Health care information is collected from patients in confidence and attracts a legal duty of confidence until it has been effectively anonymised. This legal duty, established under common law, prohibits information use or disclosure without consent. Such consent may be explicit but it more likely to be implied, e.g., referring a patient onwards for care from another provider. The common law duty of consent applies only to the information which attracts the common law duty of confidentiality and should not be confused with consent as a lawful basis for processing personal information found within the Data Protection Legislation. During the course of their work staff will routinely have access to patient identifiable information, whether verbal, written or electronic. Everyone working within the NHS has a legal duty to keep information confidential and such information must not be disclosed or discussed except to authorised personnel on a ‘need to know’ basis. Reception and administration staff require access to your medical records in order to do their jobs. These members of staff are bound by the same rules of confidentiality as the medical staff.
Patient Information Sharing and the General Data Protection Regulation (UK GDPR)
To comply with the new regulations governing data protection, we have reviewed our processes for sharing and protecting the security of your personal and healthcare information. Please read our Privacy Statement and Data Sharing Information Leaflet.
Please click here to read our privacy notice. Please click here to read our additional privacy notice during the COVID-19 pandemic.
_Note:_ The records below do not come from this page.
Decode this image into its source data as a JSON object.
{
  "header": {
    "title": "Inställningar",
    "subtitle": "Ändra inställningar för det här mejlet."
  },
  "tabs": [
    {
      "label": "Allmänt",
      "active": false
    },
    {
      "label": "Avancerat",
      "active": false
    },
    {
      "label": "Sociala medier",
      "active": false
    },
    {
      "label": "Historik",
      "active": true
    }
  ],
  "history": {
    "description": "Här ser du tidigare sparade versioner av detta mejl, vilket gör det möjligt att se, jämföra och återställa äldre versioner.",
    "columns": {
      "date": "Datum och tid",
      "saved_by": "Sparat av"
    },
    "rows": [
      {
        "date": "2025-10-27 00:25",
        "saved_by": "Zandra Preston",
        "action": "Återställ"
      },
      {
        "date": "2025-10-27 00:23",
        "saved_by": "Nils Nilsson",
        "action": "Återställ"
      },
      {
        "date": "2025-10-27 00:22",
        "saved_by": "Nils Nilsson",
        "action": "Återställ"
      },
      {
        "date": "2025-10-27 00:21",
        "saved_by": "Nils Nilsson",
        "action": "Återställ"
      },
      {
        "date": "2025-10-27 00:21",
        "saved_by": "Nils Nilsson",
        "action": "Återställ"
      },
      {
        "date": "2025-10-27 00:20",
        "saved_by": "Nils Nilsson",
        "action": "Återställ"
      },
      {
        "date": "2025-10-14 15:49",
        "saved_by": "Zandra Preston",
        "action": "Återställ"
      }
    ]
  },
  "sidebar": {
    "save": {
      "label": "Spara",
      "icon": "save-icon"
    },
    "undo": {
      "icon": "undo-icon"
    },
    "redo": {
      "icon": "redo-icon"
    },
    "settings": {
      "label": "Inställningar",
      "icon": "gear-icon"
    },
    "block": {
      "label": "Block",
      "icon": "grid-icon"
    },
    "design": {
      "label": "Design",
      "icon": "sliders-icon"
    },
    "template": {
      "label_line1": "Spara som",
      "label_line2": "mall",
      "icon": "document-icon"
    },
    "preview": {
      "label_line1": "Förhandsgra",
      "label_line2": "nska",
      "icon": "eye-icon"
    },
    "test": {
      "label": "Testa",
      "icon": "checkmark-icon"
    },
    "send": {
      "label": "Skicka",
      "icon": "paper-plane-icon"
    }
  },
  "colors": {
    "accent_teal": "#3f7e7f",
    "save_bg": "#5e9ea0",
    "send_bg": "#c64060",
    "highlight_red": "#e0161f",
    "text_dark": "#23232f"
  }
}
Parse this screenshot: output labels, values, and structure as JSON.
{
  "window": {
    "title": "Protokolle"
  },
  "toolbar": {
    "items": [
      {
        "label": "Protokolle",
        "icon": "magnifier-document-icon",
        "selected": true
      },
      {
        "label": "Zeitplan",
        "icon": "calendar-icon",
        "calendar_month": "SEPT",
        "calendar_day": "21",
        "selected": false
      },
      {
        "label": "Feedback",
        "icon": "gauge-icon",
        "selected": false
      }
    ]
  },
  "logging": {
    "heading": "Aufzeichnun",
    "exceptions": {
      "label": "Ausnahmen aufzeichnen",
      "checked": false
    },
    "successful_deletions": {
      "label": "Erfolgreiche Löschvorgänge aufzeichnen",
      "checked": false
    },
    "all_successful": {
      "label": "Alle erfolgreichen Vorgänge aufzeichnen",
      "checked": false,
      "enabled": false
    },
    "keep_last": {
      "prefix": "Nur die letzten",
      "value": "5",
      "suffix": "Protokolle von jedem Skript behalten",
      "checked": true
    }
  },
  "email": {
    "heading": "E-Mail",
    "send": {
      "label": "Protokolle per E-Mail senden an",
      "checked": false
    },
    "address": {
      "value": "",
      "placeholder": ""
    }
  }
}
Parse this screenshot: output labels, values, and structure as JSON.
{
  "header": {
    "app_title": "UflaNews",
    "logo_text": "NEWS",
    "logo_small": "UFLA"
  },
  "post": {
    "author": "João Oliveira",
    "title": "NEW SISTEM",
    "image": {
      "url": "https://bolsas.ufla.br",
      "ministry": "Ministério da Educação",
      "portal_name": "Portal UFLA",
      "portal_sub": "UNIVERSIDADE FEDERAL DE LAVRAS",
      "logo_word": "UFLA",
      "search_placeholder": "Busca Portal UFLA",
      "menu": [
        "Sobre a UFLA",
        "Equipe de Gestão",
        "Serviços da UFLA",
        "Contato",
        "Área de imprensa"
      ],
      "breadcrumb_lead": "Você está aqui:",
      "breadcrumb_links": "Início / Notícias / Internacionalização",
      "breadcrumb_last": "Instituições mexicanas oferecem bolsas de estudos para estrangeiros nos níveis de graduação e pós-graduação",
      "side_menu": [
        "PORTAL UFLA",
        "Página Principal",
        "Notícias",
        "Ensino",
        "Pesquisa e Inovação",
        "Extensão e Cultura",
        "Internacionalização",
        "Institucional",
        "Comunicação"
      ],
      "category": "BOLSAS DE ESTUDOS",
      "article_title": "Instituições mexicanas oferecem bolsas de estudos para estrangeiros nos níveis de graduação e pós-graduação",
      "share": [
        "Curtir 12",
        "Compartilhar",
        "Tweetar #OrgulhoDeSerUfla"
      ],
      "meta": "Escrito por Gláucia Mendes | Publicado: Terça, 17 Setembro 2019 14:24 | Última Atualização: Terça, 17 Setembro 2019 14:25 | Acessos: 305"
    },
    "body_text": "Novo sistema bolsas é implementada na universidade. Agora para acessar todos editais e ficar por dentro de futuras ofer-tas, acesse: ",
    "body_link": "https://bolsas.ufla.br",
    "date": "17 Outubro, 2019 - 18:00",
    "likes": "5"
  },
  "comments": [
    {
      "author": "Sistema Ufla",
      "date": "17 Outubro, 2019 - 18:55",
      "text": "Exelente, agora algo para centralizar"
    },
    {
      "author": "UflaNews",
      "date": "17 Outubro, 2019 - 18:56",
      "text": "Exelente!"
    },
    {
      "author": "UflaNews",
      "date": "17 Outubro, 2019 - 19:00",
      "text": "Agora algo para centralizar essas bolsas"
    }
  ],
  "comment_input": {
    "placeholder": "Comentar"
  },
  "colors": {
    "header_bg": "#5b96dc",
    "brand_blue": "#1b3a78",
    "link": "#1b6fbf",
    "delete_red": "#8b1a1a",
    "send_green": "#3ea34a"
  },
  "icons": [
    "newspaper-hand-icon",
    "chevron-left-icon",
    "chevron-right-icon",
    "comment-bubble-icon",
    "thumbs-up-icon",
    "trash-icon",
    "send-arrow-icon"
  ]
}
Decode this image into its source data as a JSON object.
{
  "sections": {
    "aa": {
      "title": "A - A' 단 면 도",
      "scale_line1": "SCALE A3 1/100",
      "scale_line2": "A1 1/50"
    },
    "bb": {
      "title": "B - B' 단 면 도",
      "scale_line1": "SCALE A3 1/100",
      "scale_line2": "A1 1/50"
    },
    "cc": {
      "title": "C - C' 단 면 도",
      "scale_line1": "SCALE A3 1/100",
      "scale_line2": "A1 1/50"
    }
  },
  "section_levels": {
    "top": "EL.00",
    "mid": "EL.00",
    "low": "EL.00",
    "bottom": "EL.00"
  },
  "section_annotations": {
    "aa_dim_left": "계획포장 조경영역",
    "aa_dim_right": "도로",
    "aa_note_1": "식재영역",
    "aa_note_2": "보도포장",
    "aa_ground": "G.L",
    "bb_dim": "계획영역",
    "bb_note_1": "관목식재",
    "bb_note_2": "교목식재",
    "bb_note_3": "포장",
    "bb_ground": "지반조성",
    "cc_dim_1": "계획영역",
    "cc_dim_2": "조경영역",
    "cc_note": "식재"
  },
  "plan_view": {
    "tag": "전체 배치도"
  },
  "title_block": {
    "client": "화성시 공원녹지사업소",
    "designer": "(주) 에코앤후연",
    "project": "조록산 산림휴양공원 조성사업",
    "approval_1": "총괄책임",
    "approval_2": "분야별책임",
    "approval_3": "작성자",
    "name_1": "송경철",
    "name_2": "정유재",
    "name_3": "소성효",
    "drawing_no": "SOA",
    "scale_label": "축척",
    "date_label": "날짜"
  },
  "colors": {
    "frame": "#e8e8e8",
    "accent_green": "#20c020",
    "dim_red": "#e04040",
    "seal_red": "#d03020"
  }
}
Data Sharing Information Leaflet
Please click here to read how we share your information in the process of your care.
Access to Records
The General Data Protection Regulation (2018) allows you to find out what information about you is held on computer and in manual records. This is known as “right of subject access” and applies to personal information held about you. If you want to see the information about you that the practice holds:
- You will need to make a written request to the Practice Manager;
- Proof of identity will be required if you make a verbal request;
- We are required to respond to you within one month;
- You will need to give adequate information (for example full name, address, date of birth NHS number etc);
- You will be required to provide ID before any information is released to you.
Our application form can be accessed here.
Access to your records can be obtained by signing up to our secure online service. Please call into the surgery to register for online services. You will be asked to provide photo ID (passport, photocard driving licence etc).
Freedom of Information
Information about the General Practitioners and the practice required for disclosure under this act can be made available to the public. All requests for such information should be made to the practice manager by email at email@example.com
We make every effort to give the best service possible to everyone who attends our practice.
However, we are aware that things can go wrong resulting in a patient feeling that they have a genuine cause for complaint. If this is so, we would wish for the matter to be settled as quickly, and as amicably, as possible.
To pursue a complaint please contact the practice manager who will deal with your concerns appropriately.
Further written information regarding the complaints procedure can be found by clicking here.
To download a copy of our complaints form click here.
Are you under 18 and wish to make a complaint? Click here to download a copy of our Child Friendly Complaints Procedure.
The NHS operate a zero tolerance policy with regard to violence and abuse and the practice has the right to remove violent patients from the list with immediate effect in order to safeguard practice staff, patients and other persons. Violence in this context includes actual or threatened physical violence or verbal abuse which leads to fear for a person’s safety. In this situation we will notify the patient in writing of their removal from the list and record in the patient’s medical records the fact of the removal and the circumstances leading to it.